MatriFocus, a Cross-Quarterly eZine for Goddess Women Near & Far
As the warm, golden colors and crisp air of autumn descend upon us, I bid farewell to departing migrant birds while my thoughts turn to the resident species that will tough out another Wisconsin winter. Every fall I struggle with the same question: Should I put out my bird feeders this year? Or maybe just the suet cages? Or should I trust nature to provide sustenance for my feathered friends? Making this decision is difficult for many reasons.
On the one hand, I love to attract birds to places in my yard that are visible from living room and kitchen windows. I don't mind working in the kitchen if I have busy songbirds to entertain me. And I can't think of a better way to spend a blustery January morning than to lounge on the couch with a cup of hot tea and watch black-capped chickadees perform upside-down acrobatics as they make their selection of seed.
On the other hand, putting up feeders is like signing a contract because the birds become dependent on this food source for survival. The commitment is a long one, extending from the moment the feeders are in place until the warm spring breezes nudge dormant insect prey back to life. Seed and/or suet must be available at all times during daylight hours throughout the winter months. If I leave the feeders empty for just a day--or even a half day--many birds could starve to death. Their small bodies and fast metabolisms require replenishment almost hourly. They also need to build up fat stores in each in order to keep warm through long winter nights and still have enough energy to fuel their early morning search for food. In fact, availability of seed at first morning light is vital for birds to quickly replace their depleted energy stores. Never should my feeders be empty at this or any time of the day.
So, if making food available helps with bird survival, what's the dilemma? Well, if I escape for a weekend to the city (which happens often during the winter), I must find a willing neighbor to fill feeders and hang new suet in my absence. Without a commitment from a neighbor at the start of the season, my feeders will remain on a shelf in the garage. I will trust that birds will find food in nearby wetlands and will visit feeders in other folks' yards rather than take the risk that empty feeders will lead to their demise.
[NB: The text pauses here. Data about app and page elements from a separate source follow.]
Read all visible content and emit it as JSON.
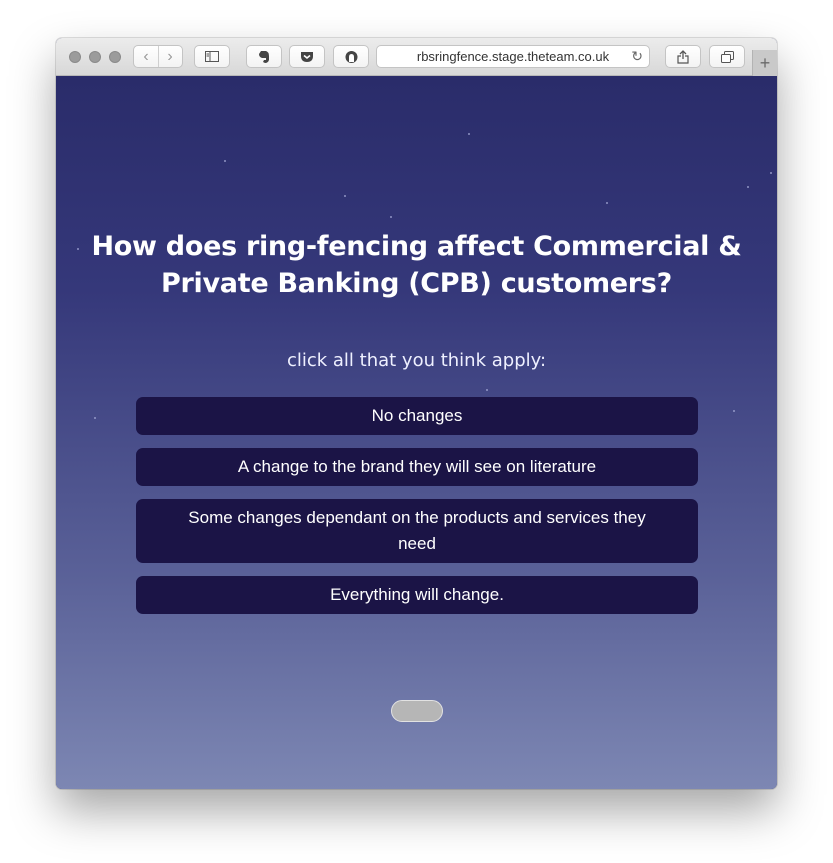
{
  "browser": {
    "url": "rbsringfence.stage.theteam.co.uk",
    "toolbar_icons": [
      "back-icon",
      "forward-icon",
      "sidebar-icon",
      "evernote-icon",
      "pocket-icon",
      "ghostery-icon",
      "reload-icon",
      "share-icon",
      "tabs-icon",
      "new-tab-icon"
    ]
  },
  "quiz": {
    "question": "How does ring-fencing affect Commercial & Private Banking (CPB) customers?",
    "instruction": "click all that you think apply:",
    "options": [
      {
        "label": "No changes"
      },
      {
        "label": "A change to the brand they will see on literature"
      },
      {
        "label": "Some changes dependant on the products and services they need"
      },
      {
        "label": "Everything will change."
      }
    ]
  },
  "colors": {
    "background_top": "#2a2c6a",
    "background_bottom": "#7d87b3",
    "option_bg": "#1b1446",
    "submit_bg": "#b6b6b6"
  }
}
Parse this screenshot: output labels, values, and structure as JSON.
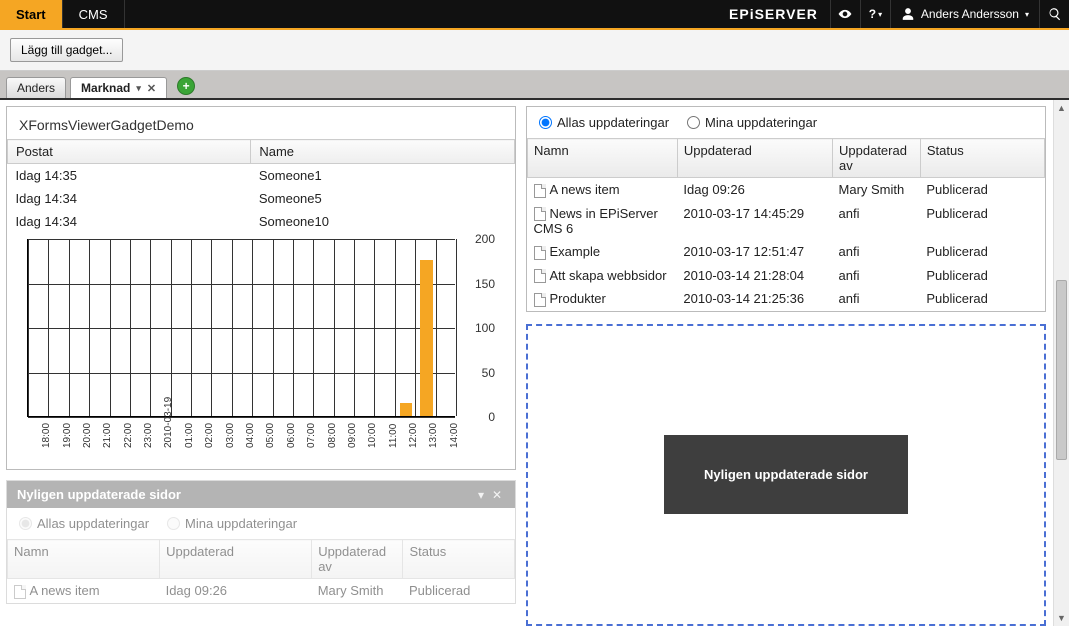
{
  "topbar": {
    "tabs": [
      {
        "label": "Start",
        "active": true
      },
      {
        "label": "CMS",
        "active": false
      }
    ],
    "brand": "EPiSERVER",
    "user": "Anders Andersson"
  },
  "toolbar": {
    "add_gadget_label": "Lägg till gadget..."
  },
  "tabstrip": {
    "tabs": [
      {
        "label": "Anders",
        "active": false,
        "closable": false
      },
      {
        "label": "Marknad",
        "active": true,
        "closable": true
      }
    ]
  },
  "xforms": {
    "title": "XFormsViewerGadgetDemo",
    "columns": {
      "postat": "Postat",
      "name": "Name"
    },
    "rows": [
      {
        "postat": "Idag 14:35",
        "name": "Someone1"
      },
      {
        "postat": "Idag 14:34",
        "name": "Someone5"
      },
      {
        "postat": "Idag 14:34",
        "name": "Someone10"
      }
    ]
  },
  "chart_data": {
    "type": "bar",
    "categories": [
      "18:00",
      "19:00",
      "20:00",
      "21:00",
      "22:00",
      "23:00",
      "2010-03-19",
      "01:00",
      "02:00",
      "03:00",
      "04:00",
      "05:00",
      "06:00",
      "07:00",
      "08:00",
      "09:00",
      "10:00",
      "11:00",
      "12:00",
      "13:00",
      "14:00"
    ],
    "values": [
      0,
      0,
      0,
      0,
      0,
      0,
      0,
      0,
      0,
      0,
      0,
      0,
      0,
      0,
      0,
      0,
      0,
      0,
      15,
      175,
      0
    ],
    "ylim": [
      0,
      200
    ],
    "yticks": [
      0,
      50,
      100,
      150,
      200
    ],
    "title": "",
    "xlabel": "",
    "ylabel": ""
  },
  "updates_panel": {
    "filter_all": "Allas uppdateringar",
    "filter_mine": "Mina uppdateringar",
    "selected_filter": "all",
    "columns": {
      "name": "Namn",
      "updated": "Uppdaterad",
      "by": "Uppdaterad av",
      "status": "Status"
    },
    "rows": [
      {
        "name": "A news item",
        "updated": "Idag 09:26",
        "by": "Mary Smith",
        "status": "Publicerad"
      },
      {
        "name": "News in EPiServer CMS 6",
        "updated": "2010-03-17 14:45:29",
        "by": "anfi",
        "status": "Publicerad"
      },
      {
        "name": "Example",
        "updated": "2010-03-17 12:51:47",
        "by": "anfi",
        "status": "Publicerad"
      },
      {
        "name": "Att skapa webbsidor",
        "updated": "2010-03-14 21:28:04",
        "by": "anfi",
        "status": "Publicerad"
      },
      {
        "name": "Produkter",
        "updated": "2010-03-14 21:25:36",
        "by": "anfi",
        "status": "Publicerad"
      }
    ]
  },
  "drag_ghost": {
    "label": "Nyligen uppdaterade sidor"
  },
  "bottom_gadget": {
    "title": "Nyligen uppdaterade sidor",
    "filter_all": "Allas uppdateringar",
    "filter_mine": "Mina uppdateringar",
    "columns": {
      "name": "Namn",
      "updated": "Uppdaterad",
      "by": "Uppdaterad av",
      "status": "Status"
    },
    "rows": [
      {
        "name": "A news item",
        "updated": "Idag 09:26",
        "by": "Mary Smith",
        "status": "Publicerad"
      }
    ]
  }
}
Say I find a conscientious, bird-loving neighbor. Now I can hang a feeder from every tree in the yard, right? Ah, if only my decision was that simple! Although providing food for winter residents promotes survival of desirable species such as white- breasted nuthatches, American goldfinches, downy and hairy woodpeckers, and (my favorite) black-capped chickadees, other undesirable species may also benefit. Non-native species such as English house sparrows and house finches love to visit birdfeeders. These are aggressive birds that can out-compete our native songbirds for seed at the feeder as well as for nesting sites in the spring.
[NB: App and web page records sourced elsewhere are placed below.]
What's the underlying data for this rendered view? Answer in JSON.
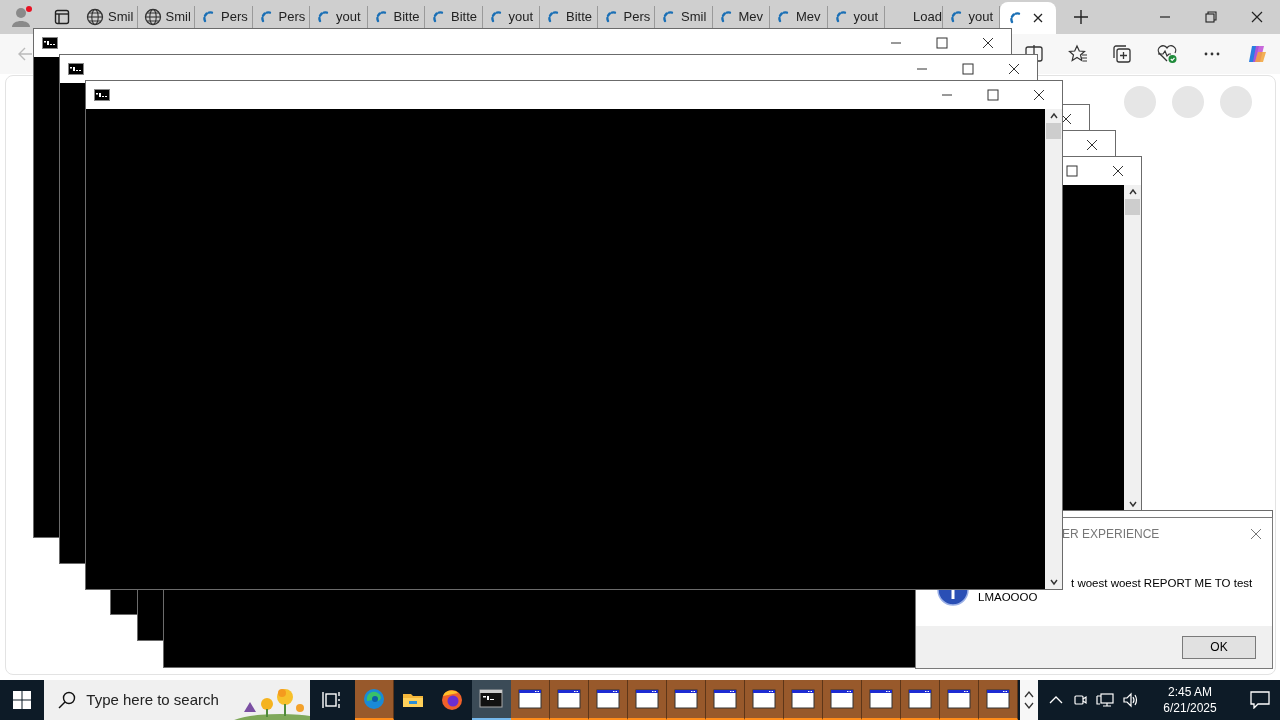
{
  "browser": {
    "tabs": [
      {
        "label": "Smil",
        "kind": "globe",
        "selected": false
      },
      {
        "label": "Smil",
        "kind": "globe",
        "selected": false
      },
      {
        "label": "Pers",
        "kind": "spinner",
        "selected": false
      },
      {
        "label": "Pers",
        "kind": "spinner",
        "selected": false
      },
      {
        "label": "yout",
        "kind": "spinner",
        "selected": false
      },
      {
        "label": "Bitte",
        "kind": "spinner",
        "selected": false
      },
      {
        "label": "Bitte",
        "kind": "spinner",
        "selected": false
      },
      {
        "label": "yout",
        "kind": "spinner",
        "selected": false
      },
      {
        "label": "Bitte",
        "kind": "spinner",
        "selected": false
      },
      {
        "label": "Pers",
        "kind": "spinner",
        "selected": false
      },
      {
        "label": "Smil",
        "kind": "spinner",
        "selected": false
      },
      {
        "label": "Mev",
        "kind": "spinner",
        "selected": false
      },
      {
        "label": "Mev",
        "kind": "spinner",
        "selected": false
      },
      {
        "label": "yout",
        "kind": "spinner",
        "selected": false
      },
      {
        "label": "Load",
        "kind": "blank",
        "selected": false
      },
      {
        "label": "yout",
        "kind": "spinner",
        "selected": false
      },
      {
        "kind": "spinner",
        "selected": true
      }
    ]
  },
  "dialog": {
    "title": "ER EXPERIENCE",
    "message_lines": [
      "t woest woest REPORT ME TO test",
      "LMAOOOO"
    ],
    "button": "OK"
  },
  "taskbar": {
    "search_placeholder": "Type here to search",
    "apps": [
      {
        "kind": "edge",
        "flashing": true,
        "selected": false
      },
      {
        "kind": "explorer",
        "flashing": false,
        "selected": false
      },
      {
        "kind": "firefox",
        "flashing": false,
        "selected": false
      },
      {
        "kind": "console",
        "flashing": false,
        "selected": true
      },
      {
        "kind": "window",
        "flashing": true,
        "selected": false
      },
      {
        "kind": "window",
        "flashing": true,
        "selected": false
      },
      {
        "kind": "window",
        "flashing": true,
        "selected": false
      },
      {
        "kind": "window",
        "flashing": true,
        "selected": false
      },
      {
        "kind": "window",
        "flashing": true,
        "selected": false
      },
      {
        "kind": "window",
        "flashing": true,
        "selected": false
      },
      {
        "kind": "window",
        "flashing": true,
        "selected": false
      },
      {
        "kind": "window",
        "flashing": true,
        "selected": false
      },
      {
        "kind": "window",
        "flashing": true,
        "selected": false
      },
      {
        "kind": "window",
        "flashing": true,
        "selected": false
      },
      {
        "kind": "window",
        "flashing": true,
        "selected": false
      },
      {
        "kind": "window",
        "flashing": true,
        "selected": false
      },
      {
        "kind": "window",
        "flashing": true,
        "selected": false
      }
    ],
    "time": "2:45 AM",
    "date": "6/21/2025"
  }
}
Depending on the type of feeder I put out, I might also attract known nest predators like the blue jay. Although blue jays are native to Wisconsin, they still pose a very serious threat to birds that build open-cup nests. Once confined to forest edge habitats, blue jay numbers were partly kept in check by built-in defenses of other edge songbirds against their voracious predation. Our conversion of grasslands and forests to suburban or park-like yards has created more edge-like habitat in which blue jay populations have thrived. Eastern kingbirds, grassland sparrows, thrushes, vireos, and wood warblers are particularly vulnerable to a blue jay's predatory skills for they build open-cup nests and lack the defense systems necessary to ward off this efficient nest-raider.
Here again I wrestle with the pros and cons. How can I aid my beloved backyard birds while preventing harmful non-native species and nest-predators from reaping the rewards? Fortunately, some nifty, new feeder designs have become available in recent years. The one I like best is the upside-down thistle feeder because its dispensing holes are located beneath the perches. In order to retrieve seeds, birds must be able to feed while hanging upside-down from the perch--a feat that is a snap for goldfinches and pine siskins but is beyond the physical limitations of house sparrows, house finches, and blue jays!
Placing one or two upside-down feeders in my yard only solves part of the problem. Other desirable species, such as chickadees and nuthatches, do not eat thistle while larger birds like woodpeckers do not feed upside down. Hanging suet in wire cages or in mesh bags will serve as an important supplemental protein source for these birds. An upside-down sunflower feeder would round-out chickadee and nuthatch diets, but I do not know of any that are commercially available. (The dispenser holes on thistle feeders are too small for sunflower seeds to pass through.) I have thought about making my own feeder using a discarded 2-liter soda bottle, an exacto knife, and two or three wooden dowels, but have yet to give it a try.
To feed or not to feed? The snow will be flying before too long. I had better make up my mind soon. Perhaps this is a good year to try that soda bottle feeder. It might provide just the excuse I need to loaf on the coach this January. Before I do that, I must get my new winter roost houses up, to keep my feathered friends warm!